There have been many discussions about how the property of a male member is treated upon his demise. But, what really happens to the property of a woman in the Hindu Undivided Family?
The Hindu Succession Act, 1956 lays down the following-
According to the law, Hindu woman is the full owner of the immovable as well as the movable property she has acquired before and after the beginning of this act. The property which a woman has inherited, property received as a gift, received after property partition, a property that belongs in lieu of maintenance or arrears of maintenance, or she may have bought will be her full property. Everything she may have bought post marriage also remains her complete property and she has all the right to it.
It shall, however, not apply to any of the property that is acquired by the way of gift or under the will or under decree or order of a civil court or any other instrument or under an award where the terms of gift or award prescribe a restriction in such properties.
Upon the demise of the woman, wherein woman has not left a will behind, following is the usual course of law.
The prime preference is given to offspring, which includes kids of any pre-deceased son or daughter. Also, the husband is an equal preferred successor.
In absence of above, second preferred successors are heirs of the woman’s husband and parents are the third. It has been at times pointed out that law is unduly partial towards the patriarchy. But, the law doesn’t introduce exceptions as well.
In Omprakash Versus Radhacharan Case in 2009, Supreme Court upheld the woman’s property should actually move to the husband’s heirs. This would, however, been difficult situation providing that woman was widowed within 3 months of the wedding and was turned out of the house of the husband. This, she lived with her own parents. Upon the death of the woman, the husband’s sister claimed her property as the law says that in absence of husband and kids, the next successors are husband’s heirs which include his sisters. Her wealth, however, was completely self-acquired and nothing was built while using her husband or the father-in-laws’ money. But, Supreme Court stuck to the law and property was transferred to husband’s heirs.

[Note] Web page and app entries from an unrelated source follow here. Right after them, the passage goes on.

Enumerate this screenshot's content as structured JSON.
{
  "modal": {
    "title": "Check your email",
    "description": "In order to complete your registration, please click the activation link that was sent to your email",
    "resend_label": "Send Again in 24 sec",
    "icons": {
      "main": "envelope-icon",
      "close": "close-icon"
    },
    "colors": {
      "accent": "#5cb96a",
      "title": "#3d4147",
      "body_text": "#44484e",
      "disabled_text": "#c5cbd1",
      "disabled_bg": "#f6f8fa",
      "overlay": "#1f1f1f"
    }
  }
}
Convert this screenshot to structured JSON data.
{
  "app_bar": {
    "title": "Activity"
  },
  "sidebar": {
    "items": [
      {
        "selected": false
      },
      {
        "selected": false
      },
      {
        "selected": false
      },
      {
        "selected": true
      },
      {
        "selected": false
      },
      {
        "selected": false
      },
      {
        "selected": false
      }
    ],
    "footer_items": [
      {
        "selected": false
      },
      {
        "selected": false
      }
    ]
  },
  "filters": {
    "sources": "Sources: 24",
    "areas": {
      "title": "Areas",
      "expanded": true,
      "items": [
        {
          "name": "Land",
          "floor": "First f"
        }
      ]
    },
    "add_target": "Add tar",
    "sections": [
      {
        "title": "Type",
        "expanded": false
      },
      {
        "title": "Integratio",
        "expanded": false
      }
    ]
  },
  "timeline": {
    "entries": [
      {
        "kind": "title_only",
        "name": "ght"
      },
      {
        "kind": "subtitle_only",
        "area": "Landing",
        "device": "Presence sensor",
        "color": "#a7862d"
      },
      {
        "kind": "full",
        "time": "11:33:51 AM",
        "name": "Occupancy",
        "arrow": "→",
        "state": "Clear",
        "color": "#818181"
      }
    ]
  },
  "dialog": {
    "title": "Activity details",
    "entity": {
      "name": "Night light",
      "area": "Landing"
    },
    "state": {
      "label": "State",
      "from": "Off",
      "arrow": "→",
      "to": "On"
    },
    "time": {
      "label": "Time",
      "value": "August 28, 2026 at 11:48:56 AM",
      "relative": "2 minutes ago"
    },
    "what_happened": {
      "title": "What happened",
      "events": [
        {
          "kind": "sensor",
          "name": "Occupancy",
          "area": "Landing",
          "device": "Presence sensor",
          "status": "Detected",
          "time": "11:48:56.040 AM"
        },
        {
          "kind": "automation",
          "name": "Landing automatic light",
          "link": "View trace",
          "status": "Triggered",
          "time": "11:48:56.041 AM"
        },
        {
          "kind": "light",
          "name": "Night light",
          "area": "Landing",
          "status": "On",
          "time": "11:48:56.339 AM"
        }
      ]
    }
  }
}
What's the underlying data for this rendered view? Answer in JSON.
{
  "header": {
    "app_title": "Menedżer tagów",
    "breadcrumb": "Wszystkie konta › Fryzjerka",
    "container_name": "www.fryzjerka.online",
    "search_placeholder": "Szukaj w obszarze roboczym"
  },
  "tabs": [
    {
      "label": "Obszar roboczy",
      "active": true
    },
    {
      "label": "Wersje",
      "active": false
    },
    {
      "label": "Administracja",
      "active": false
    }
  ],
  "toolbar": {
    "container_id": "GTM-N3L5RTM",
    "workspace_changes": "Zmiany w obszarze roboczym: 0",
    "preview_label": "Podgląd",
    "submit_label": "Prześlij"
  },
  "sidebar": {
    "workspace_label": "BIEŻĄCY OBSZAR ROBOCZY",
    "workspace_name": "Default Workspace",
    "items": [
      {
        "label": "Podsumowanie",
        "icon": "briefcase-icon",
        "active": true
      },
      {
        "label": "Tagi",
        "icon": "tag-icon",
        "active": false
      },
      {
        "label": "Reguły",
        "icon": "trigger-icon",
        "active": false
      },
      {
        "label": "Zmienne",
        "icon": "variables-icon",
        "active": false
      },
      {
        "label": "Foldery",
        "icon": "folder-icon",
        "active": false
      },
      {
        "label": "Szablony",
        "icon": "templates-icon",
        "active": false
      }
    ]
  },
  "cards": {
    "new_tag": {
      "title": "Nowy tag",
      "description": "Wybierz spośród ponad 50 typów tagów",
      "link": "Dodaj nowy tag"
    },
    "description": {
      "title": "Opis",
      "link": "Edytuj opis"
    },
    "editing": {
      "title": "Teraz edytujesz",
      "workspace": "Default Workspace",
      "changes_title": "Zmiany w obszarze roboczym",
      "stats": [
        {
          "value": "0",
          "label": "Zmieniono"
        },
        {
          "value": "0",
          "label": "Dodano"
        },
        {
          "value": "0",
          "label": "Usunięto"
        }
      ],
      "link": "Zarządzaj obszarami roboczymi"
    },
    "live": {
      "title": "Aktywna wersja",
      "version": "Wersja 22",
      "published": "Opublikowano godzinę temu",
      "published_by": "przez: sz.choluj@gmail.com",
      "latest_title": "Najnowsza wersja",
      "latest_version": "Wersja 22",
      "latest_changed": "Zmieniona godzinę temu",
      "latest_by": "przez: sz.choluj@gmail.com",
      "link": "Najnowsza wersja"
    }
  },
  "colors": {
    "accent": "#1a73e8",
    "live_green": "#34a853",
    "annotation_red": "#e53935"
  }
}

2007 Law Commission, however, the report did society quite a favor. It was debated that makers of the law may not have taken such a scenario as an anomaly. Or, women with self-acquired property in 1956 were unheard of and thus the law was shortsighted. Thus, two exceptions were actually introduced. This would certainly help the situation by identifying the source of self-acquired property.
Primarily, any property that is inherited by the female Hindu from her mother or father shall devolve in absence of any daughter or son of deceased which includes kids of any pre-deceased daughter or son not upon the other heirs referred to sub-section (1) in the order specified therein but upon the heirs of the father.
Secondly, property inherited by the female Hindu from her husband or from father-in-law shall actually devolve, in absence of any daughter or son of the deceased including kids of any predeceased daughter or son not upon other heirs referred to the sub-section (1) order to specify therein certainly upon the heirs of the husband.
With this provision, it does become clear that property of a woman in a similar case would actually be treated on the base of the source of acquisition of such property.
The fourth preferred is provided to the heirs of father and lastly, in absence of heirs, it can be claimed rightfully by heirs of the mother.